The Aston Martin DBR1 is likely to become the single most expensive British car of all time when it rolls across the auction block with RM Sotheby’s next month in Monterey. Estimates are in the $20+ million USD range at the moment, and some say that might be a little on the conservative side, after all this is a car in the same league as the likes of the Ferrari 250 GTO and Mercedes-Benz 300 SLR.
A Brief History of the Aston Martin DBR1
The DBR1 was developed as a direct result of a rule change in 1956 allowing non-production cars to compete in top tier sportscar racing. Aston Martin had previously been racing the DB3S, but the car’s development potential was limited as it had to stay within scope of the road going production model – the Aston Martin DB3.
The rule change gave Aston and their head designer Ted Cutting a clean slate to design an all new racing car with one primary objective – an outright win at the 24 Hours of Le Mans. The only caveat faced by Cutting was the engine – he had to use the Lagonda straight-6 that had been designed by W.O. Bentley in the late 1940s.
Fortunately, the engine was well ahead of its time and it responded well to further development.
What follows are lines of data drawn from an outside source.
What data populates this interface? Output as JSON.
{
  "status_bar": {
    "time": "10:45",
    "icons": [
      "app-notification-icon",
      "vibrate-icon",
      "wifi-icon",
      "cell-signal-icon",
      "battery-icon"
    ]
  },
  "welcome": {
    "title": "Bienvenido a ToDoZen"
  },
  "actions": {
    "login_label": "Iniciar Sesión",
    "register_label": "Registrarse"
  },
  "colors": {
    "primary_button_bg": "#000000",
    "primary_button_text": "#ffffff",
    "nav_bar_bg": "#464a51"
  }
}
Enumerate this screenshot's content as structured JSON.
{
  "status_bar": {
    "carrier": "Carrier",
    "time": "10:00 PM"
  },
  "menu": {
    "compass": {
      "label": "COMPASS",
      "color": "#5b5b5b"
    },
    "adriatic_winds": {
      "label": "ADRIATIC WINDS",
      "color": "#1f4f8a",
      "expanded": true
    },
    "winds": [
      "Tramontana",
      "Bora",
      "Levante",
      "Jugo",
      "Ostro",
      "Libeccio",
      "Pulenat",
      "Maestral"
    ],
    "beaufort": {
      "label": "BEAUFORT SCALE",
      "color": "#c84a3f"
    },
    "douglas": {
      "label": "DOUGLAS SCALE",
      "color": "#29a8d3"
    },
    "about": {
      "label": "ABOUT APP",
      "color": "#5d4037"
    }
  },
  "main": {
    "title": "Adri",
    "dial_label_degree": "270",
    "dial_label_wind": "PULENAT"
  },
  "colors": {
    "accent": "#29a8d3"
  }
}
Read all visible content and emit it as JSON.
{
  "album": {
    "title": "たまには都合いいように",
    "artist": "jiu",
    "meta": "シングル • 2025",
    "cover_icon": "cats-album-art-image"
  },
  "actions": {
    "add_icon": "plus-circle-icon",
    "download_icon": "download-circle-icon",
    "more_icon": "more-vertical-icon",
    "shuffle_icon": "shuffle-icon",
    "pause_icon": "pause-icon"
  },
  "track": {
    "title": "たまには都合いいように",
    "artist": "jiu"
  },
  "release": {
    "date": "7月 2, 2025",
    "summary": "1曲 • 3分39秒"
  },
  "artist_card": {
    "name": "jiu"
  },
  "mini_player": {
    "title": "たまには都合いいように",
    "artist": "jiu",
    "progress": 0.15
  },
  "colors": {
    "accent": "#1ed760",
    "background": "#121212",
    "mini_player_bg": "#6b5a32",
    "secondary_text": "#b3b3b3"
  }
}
With double overhead cams, dual or triple carburetors (originally dual SU), and 105 hp from its 2.6 litre capacity the engine would be developed well over 10 years – with final iterations boasting over 300 hp and a 3 litre capacity, fed by triple sidedraft Weber carburetors.
Ted Cutting developed a new multi-tubular space frame for the DBR1, cloaked in a body made from lightweight 20/22 gauge aluminum alloy, with torsion bar and trailing arm front suspension, and rear suspension comprised of a De Dion axle with longitudinal torsion bars and a Watt’s linkage.
The first of the DBR1s made its race debut at the 1956 24 Hours of Le Mans, initially the car was highly competitive even against the larger-engined Jaguar D-Types with their 3.4 litre XK straight-6s. Unfortunately a transmission failure would end the race early for the new Aston, but the British company had clearly shown they had a competitive car.
Over the next 3 years the Aston Martin DBR1 would take a slew of top level victories against the best racing cars in the world, and in 1959 the car would fulfill its destiny by winning the 24 Hours of Le Mans outright, with Carroll Shelby and Roy Salvadori taking turns at the wheel. Just to drive home the dominant victory, the second place finisher was the DBR1 driven by Maurice Trintignant and Paul Frére – the next nearest car after the top two was an astonishing 25 laps behind.
The Aston Martin DBR1 Shown Here
The DBR1 you see is the first of the five that were built, it was the car used at the 1956 24 Hours of Le Mans and it won the Nürburgring 1000 Kilometers in 1959 with Stirling Moss and Jack Fairman at the wheel.
Other notable drivers to squeeze themselves into the hot seat of DBR1/1 are Carrol Shelby, Jack Brabham, Roy Salvadori, Tony Brooks, Reg Parnell, Stuart Lewis-Evans, and Les Leston.
The Aston is currently fitted with an identical replica of the original engine however the correct engine comes with the car – the owner felt the original power unit too valuable to risk. In recent years the car has been maintained by Aston Martin specialists R.S. Williams, and is now presented in remarkably good condition throughout – ready for its new owner.
Many consider this to be the single most important model in Aston Martin history, and as this is the first of only five built it’s likely to attract some heavy hitters when it rolls across the auction block with RM Sotheby’s on the 18th of August.